We booked a flight through United and they have a waiver policy in place for flights taking place this year that are booked on or before August 31, 2020. They’re not offering refunds but they will let you make an itinerary change without charging a fee:
For tickets issued between April 1, 2020, and August 31, 2020, customers will be permitted to change without paying a change fee to a flight of equal or lesser value for travel up to 12 months from the original ticket issue date.https://www.united.com/ual/en/us/fly/travel/notices.html#ChangeFeeTerms
It’s not perfect, but since we booked a flight before that deadline, at least we can make a change without a fee if Panama changes the schedule. If we had waited and booked a flight later and then they had a surge, we’d be penalized for changing.
And in a worst-case scenario, if we can’t move back to Panama, I’m sure we’ll happily find somewhere else to travel to in the next year.
UPDATE: United just announced they are “permanently getting rid of change fees for most Economy and premium cabin tickets for flights within the U.S.” The site also mentions “We’re allowing changes without fee for both types of travel [domestic and international] if the ticket is issued by December 31, 2020.” Regardless, I thought that was some worthwhile information to share.
We’re excited about this glimmer of hope that came out last week.

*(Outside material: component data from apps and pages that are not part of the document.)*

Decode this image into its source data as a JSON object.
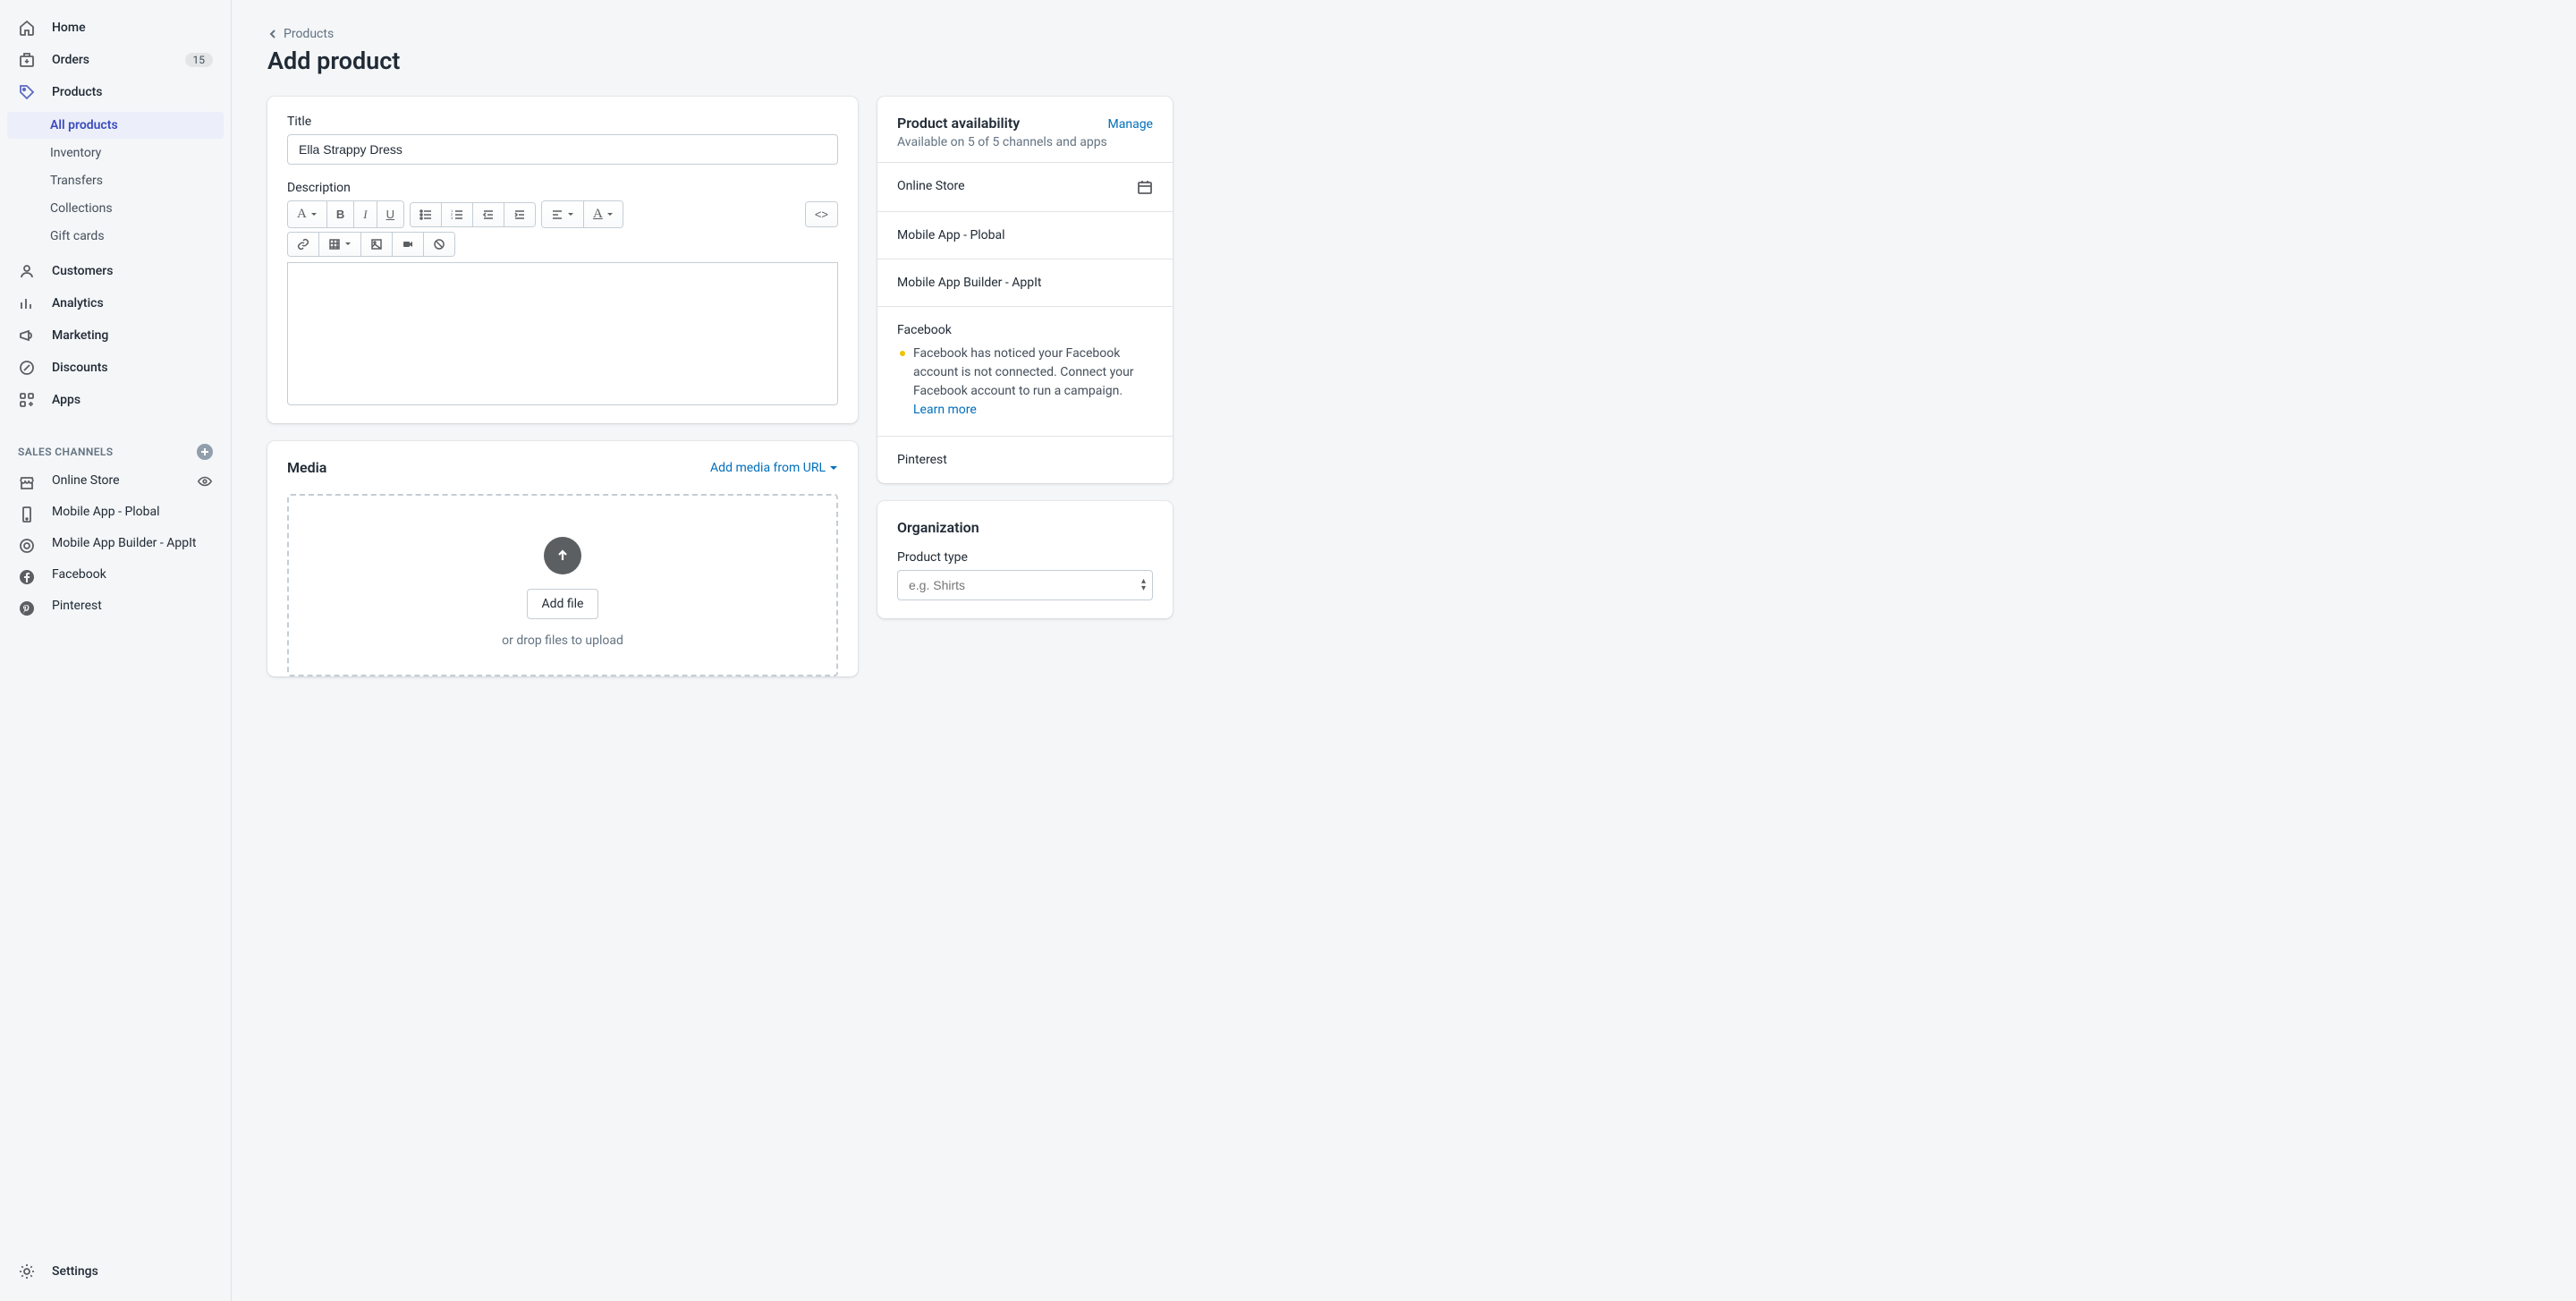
{
  "nav": {
    "home": "Home",
    "orders": "Orders",
    "orders_badge": "15",
    "products": "Products",
    "customers": "Customers",
    "analytics": "Analytics",
    "marketing": "Marketing",
    "discounts": "Discounts",
    "apps": "Apps",
    "settings": "Settings"
  },
  "products_sub": {
    "all": "All products",
    "inventory": "Inventory",
    "transfers": "Transfers",
    "collections": "Collections",
    "gift": "Gift cards"
  },
  "channels_header": "SALES CHANNELS",
  "channels": {
    "online": "Online Store",
    "plobal": "Mobile App - Plobal",
    "appit": "Mobile App Builder - AppIt",
    "fb": "Facebook",
    "pin": "Pinterest"
  },
  "breadcrumb": "Products",
  "page_title": "Add product",
  "form": {
    "title_label": "Title",
    "title_value": "Ella Strappy Dress",
    "desc_label": "Description"
  },
  "media": {
    "title": "Media",
    "add_url": "Add media from URL",
    "add_file": "Add file",
    "hint": "or drop files to upload"
  },
  "availability": {
    "title": "Product availability",
    "manage": "Manage",
    "sub": "Available on 5 of 5 channels and apps",
    "online": "Online Store",
    "plobal": "Mobile App - Plobal",
    "appit": "Mobile App Builder - AppIt",
    "fb": "Facebook",
    "fb_note": "Facebook has noticed your Facebook account is not connected. Connect your Facebook account to run a campaign. ",
    "learn": "Learn more",
    "pin": "Pinterest"
  },
  "org": {
    "title": "Organization",
    "type_label": "Product type",
    "type_placeholder": "e.g. Shirts"
  }
}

When we left Panama, we left without any closure. It was abrupt and we got screwed on our time there.
Getting back to Boquete, Panama to enjoy at least one more year would really be wonderful. I hope that this all does come to fruition, but I guess time will tell!
Things will need to fall into place perfectly for this to work. What do you think – should we have booked a flight yet?